Productivity systems often focus on how to do the work. However, it is crucial to understand why we are struggling to do the work in the first place. Often, our procrastination triggers are emotional rather than rational, which makes it hard to analyse them in an objective way. Learning about the most common triggers can help in identifying and mitigating them.
Tim Pychyl, Associate Professor in the Department of Psychology at Carleton University and author of Solving the Procrastination Puzzle, defines procrastination as “a purely visceral, emotional reaction to something we don’t want to do.” The higher the emotional aversion to a task, the more likely we are to procrastinate. And this aversion can have many sources.
Why you procrastinate
Not all procrastination triggers appear at the same time. Researchers have identified four different phases we need to go through in order to complete a task: inception, planning, action, and termination. We need to decide to get started, to decide how we will complete the task, to execute the necessary steps, and to define when the work is done.
The first four triggers of procrastination tend to appear at all stages of completing a task, whereas the other four can happen even after we have decided to start the work, or even after the work has started already.
- Boring. Sometimes, a task is just not intellectually stimulating enough, and we feel boredom just at the thought of working on it. The idea of boredom is an extremely strong procrastination trigger, which can often prevent us from even getting started on a task.
- Frustrating. Perceived frustration can lead to higher task aversiveness. You may be trying to design a website using a buggy online tool, or trying to find information with a slow Internet connection. Frustrating tasks are often linked to a lack of control and a feeling of helplessness, which may lead to procrastination.
- Difficult. Some tasks are intrinsically harder than others. Solving a complicated math problem, memorising a list of vocabulary words in a foreign language, figuring out how to use a new tool… The higher the level of difficulty, the more likely we are to procrastinate by working on easier but less important tasks instead.

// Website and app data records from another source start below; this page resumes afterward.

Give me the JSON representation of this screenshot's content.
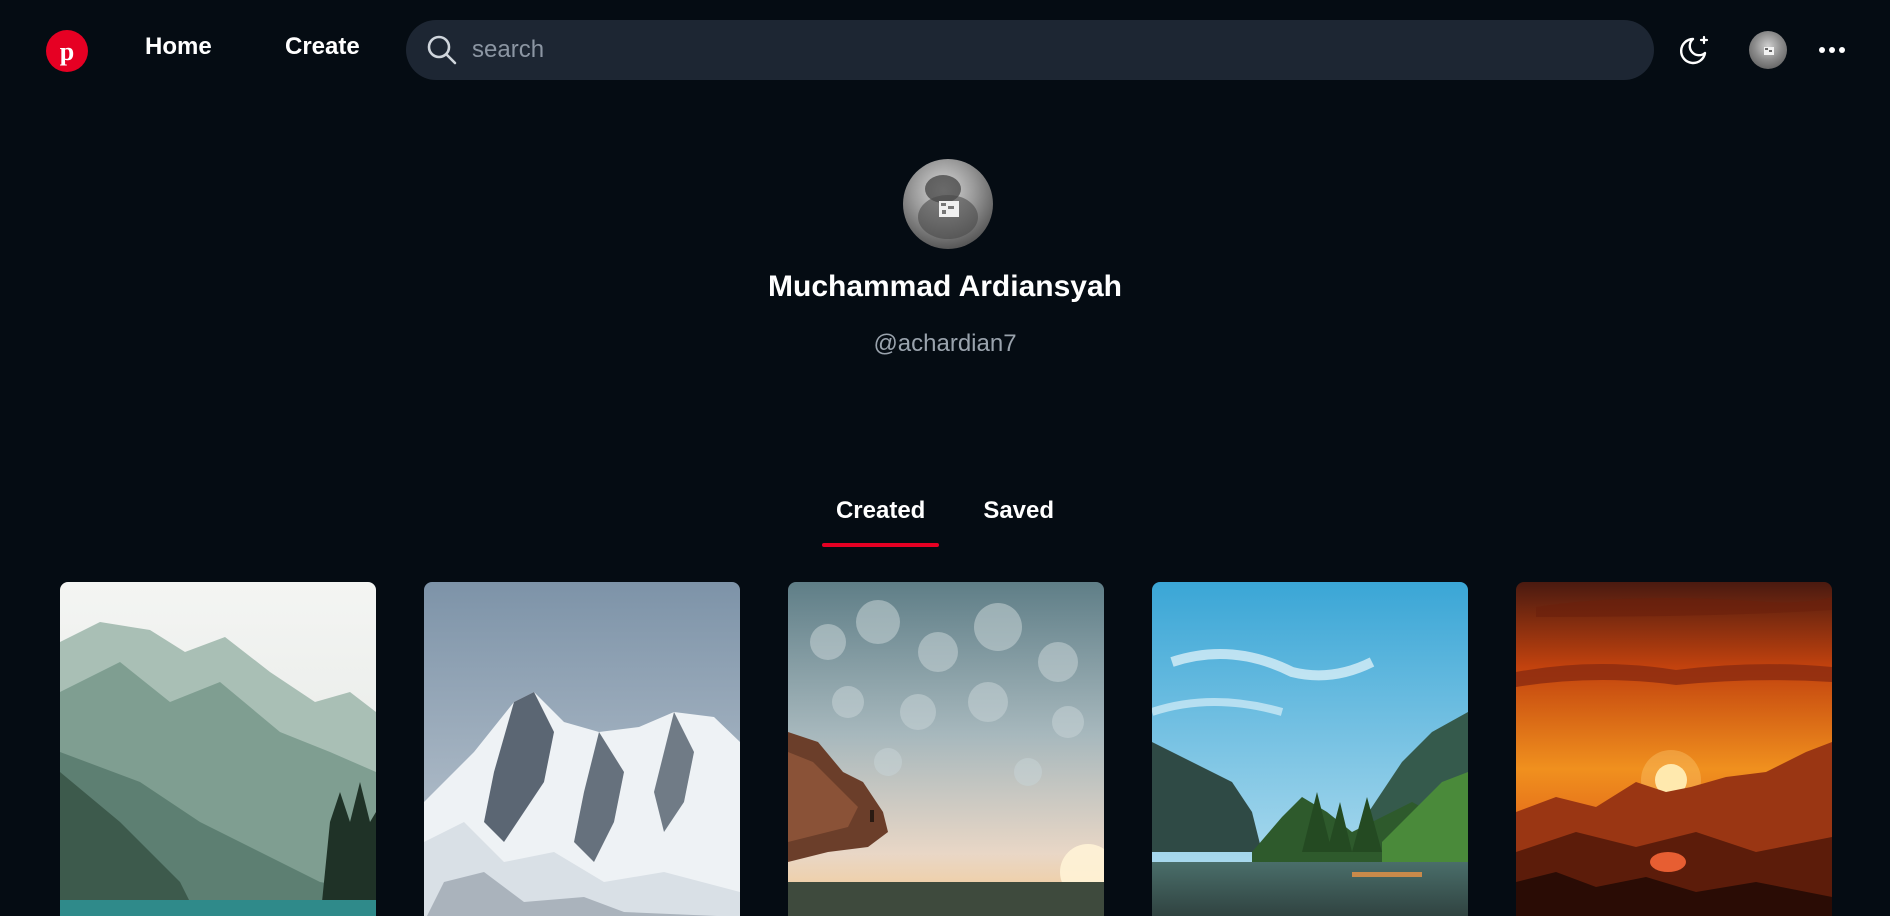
{
  "nav": {
    "logo_icon": "pinterest-logo-icon",
    "home_label": "Home",
    "create_label": "Create",
    "search_placeholder": "search",
    "theme_icon": "moon-icon",
    "more_icon": "more-dots-icon",
    "brand_color": "#e60023"
  },
  "profile": {
    "name": "Muchammad Ardiansyah",
    "handle": "@achardian7"
  },
  "tabs": [
    {
      "label": "Created",
      "active": true
    },
    {
      "label": "Saved",
      "active": false
    }
  ],
  "pins": [
    {
      "subject": "misty mountain lake"
    },
    {
      "subject": "snowy mountain peak"
    },
    {
      "subject": "cliff under cloudy sky"
    },
    {
      "subject": "green valley river"
    },
    {
      "subject": "orange mountain sunset"
    }
  ]
}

- Stressful. Tim Pychyl explains that “stress disrupts goal achievement by causing an individual to procrastinate by delaying the initiation of the necessary goal.” Our stress could be caused by external pressure, impostor syndrome, or just being generally prone to anxiety. Whatever its source, stress can cause us to delay starting working on a task.

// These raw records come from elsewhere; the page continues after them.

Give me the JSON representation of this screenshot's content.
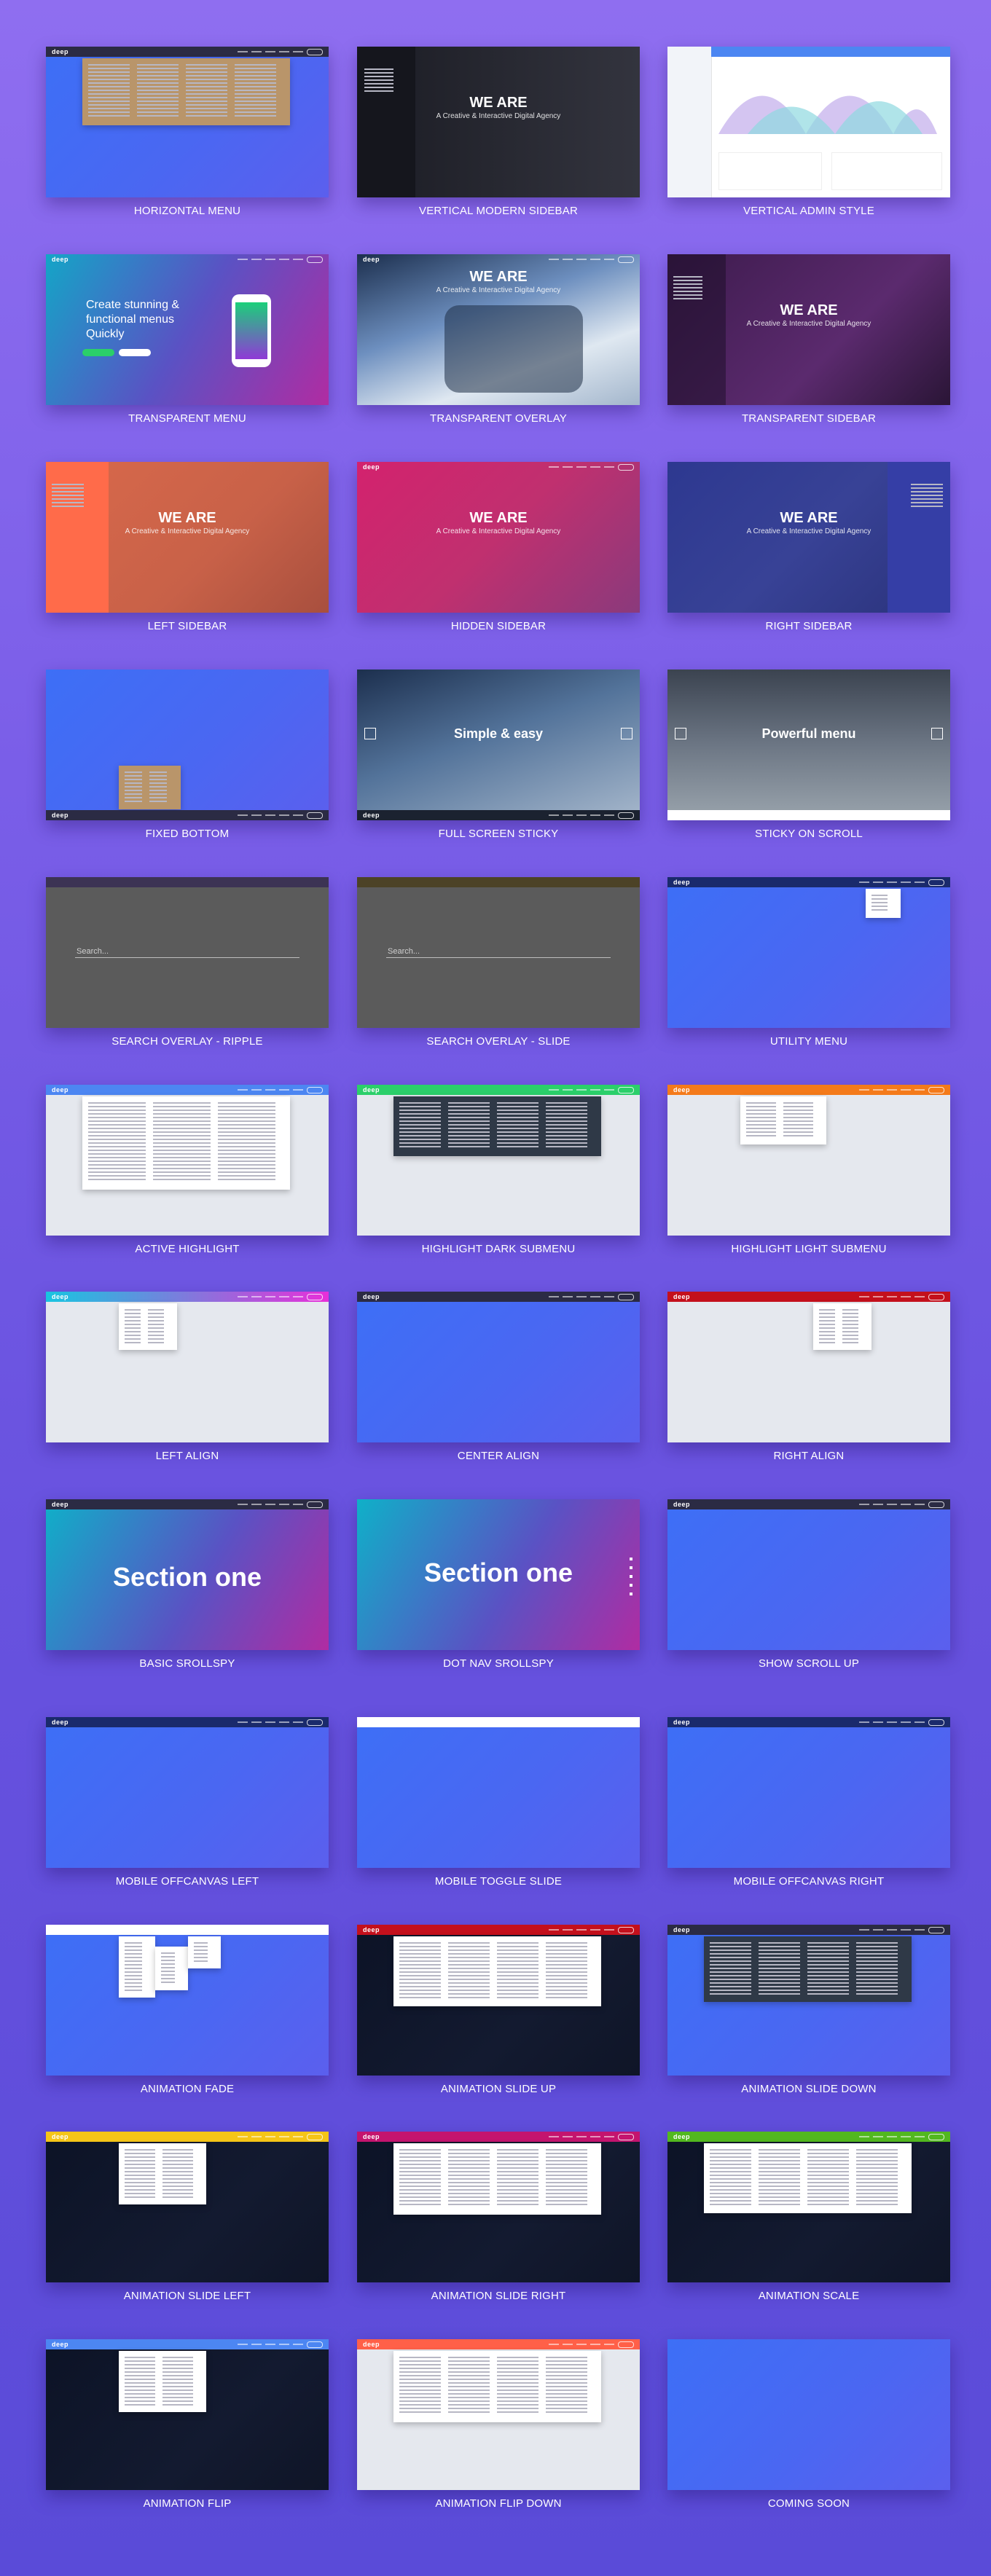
{
  "cards": [
    {
      "caption": "HORIZONTAL MENU"
    },
    {
      "caption": "VERTICAL MODERN SIDEBAR"
    },
    {
      "caption": "VERTICAL ADMIN STYLE"
    },
    {
      "caption": "TRANSPARENT MENU"
    },
    {
      "caption": "TRANSPARENT OVERLAY"
    },
    {
      "caption": "TRANSPARENT SIDEBAR"
    },
    {
      "caption": "LEFT SIDEBAR"
    },
    {
      "caption": "HIDDEN SIDEBAR"
    },
    {
      "caption": "RIGHT SIDEBAR"
    },
    {
      "caption": "FIXED BOTTOM"
    },
    {
      "caption": "FULL SCREEN STICKY"
    },
    {
      "caption": "STICKY ON SCROLL"
    },
    {
      "caption": "SEARCH OVERLAY - RIPPLE"
    },
    {
      "caption": "SEARCH OVERLAY - SLIDE"
    },
    {
      "caption": "UTILITY MENU"
    },
    {
      "caption": "ACTIVE HIGHLIGHT"
    },
    {
      "caption": "HIGHLIGHT DARK SUBMENU"
    },
    {
      "caption": "HIGHLIGHT LIGHT SUBMENU"
    },
    {
      "caption": "LEFT ALIGN"
    },
    {
      "caption": "CENTER ALIGN"
    },
    {
      "caption": "RIGHT ALIGN"
    },
    {
      "caption": "BASIC SROLLSPY"
    },
    {
      "caption": "DOT NAV SROLLSPY"
    },
    {
      "caption": "SHOW SCROLL UP"
    },
    {
      "caption": "MOBILE OFFCANVAS LEFT"
    },
    {
      "caption": "MOBILE TOGGLE SLIDE"
    },
    {
      "caption": "MOBILE OFFCANVAS RIGHT"
    },
    {
      "caption": "ANIMATION FADE"
    },
    {
      "caption": "ANIMATION SLIDE UP"
    },
    {
      "caption": "ANIMATION SLIDE DOWN"
    },
    {
      "caption": "ANIMATION SLIDE LEFT"
    },
    {
      "caption": "ANIMATION SLIDE RIGHT"
    },
    {
      "caption": "ANIMATION SCALE"
    },
    {
      "caption": "ANIMATION FLIP"
    },
    {
      "caption": "ANIMATION FLIP DOWN"
    },
    {
      "caption": "COMING SOON"
    }
  ],
  "thumb_text": {
    "we_are": "WE ARE",
    "creative_agency": "A Creative & Interactive Digital Agency",
    "create_stunning": "Create stunning & functional menus Quickly",
    "simple_easy": "Simple & easy",
    "powerful_menu": "Powerful menu",
    "search_placeholder": "Search...",
    "section_one": "Section one",
    "logo": "deep"
  },
  "colors": {
    "blue_grad_start": "#3c6ff5",
    "blue_grad_end": "#5960f0",
    "dark_nav": "#2b2b44",
    "accent_green": "#2bcf6a",
    "accent_orange": "#f47a1a",
    "accent_red": "#d01b1b"
  }
}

- Ambiguous. In order to perform a task, we need to have a clear idea of the work that needs to be done. Vague instructions from a manager or lack of personal clarity as to what you are trying to achieve may trigger your procrastination.
- Unstructured. Even if the final goal is clear, we may not know exactly how to get there. Ambiguous tasks are unclear as to what needs to be done, whereas unstructured tasks are unclear as to how the work needs to be done. They are both likely to increase our aversion towards the task.
- Unrewarding. Some tasks may lack intrinsic rewards. For instance, working on a long report and not getting any feedback or recognition can feel unrewarding. We tend to avoid these tasks because we don’t feel like we will get anything in return for our work.
- Meaningless. We are more likely to procrastinate when a task is lacking personal meaning. Of course, what tasks are meaningful will vary from an individual to another. Cleaning up your desk may be linked to your self-identity because you consider yourself a tidy person and you know it will make you feel more comfortable at work, whereas someone else may see it as a meaningless task. Procrastination can arise when we don’t find personal meaning in a task — which can happen even after we have started the work.
It is pretty rare to encounter all of these triggers in one and the same task, but there is often a combination of reasons that can lead to procrastination. But don’t despair: there are ways you can deal with these triggers so you can do the work you want to do.
How to manage your procrastination triggers
Procrastination, when acknowledged and managed, is not bad: it’s a signal something is wrong and you need to change the way you approach a task. There are three simple ways you can deal with your procrastination triggers.
- Consider the source of your procrastination. Before you try to overcome your procrastination, it may be worth understanding why you are procrastinating in the first place. Many times, tasks you are dreading to do can be either abandoned or delegated without any negative consequence. Use the Eisenhower Matrix to define which tasks are either urgent and important, important but not urgent, urgent but not important, or neither urgent nor important. Only try to overcome your personal procrastination with the ones that are urgent and important.
- Adapt to your resistance levels. Does working on a task for three hours feel like a mountain you will never be able to climb? Make the task itself more manageable by breaking it down into chunks. Very often, the inception phase is the hardest. You just need to get started. Apply the Ten Minute Rule to trick your brain by talking yourself into getting started.
- Reverse your procrastination triggers. Each procrastination trigger can be reversed to stop procrastinating. If a task is boring, try to make it more fun; if a task is difficult, find someone to give you a hand; if a task is unrewarding, treat yourself after you complete it. You can also spend a bit of time defining a specific goal and a detailed plan for ambiguous or unstructured tasks. It will make it much easier to keep started and stay productive.
Again, procrastination itself is not bad. It’s a symptom which needs to be understood and addressed. Whenever you find yourself procrastinating, review the list of eight procrastination triggers to identify the ones that apply to your situation. Then, apply one of the three simple strategies to figure out how to best move forward.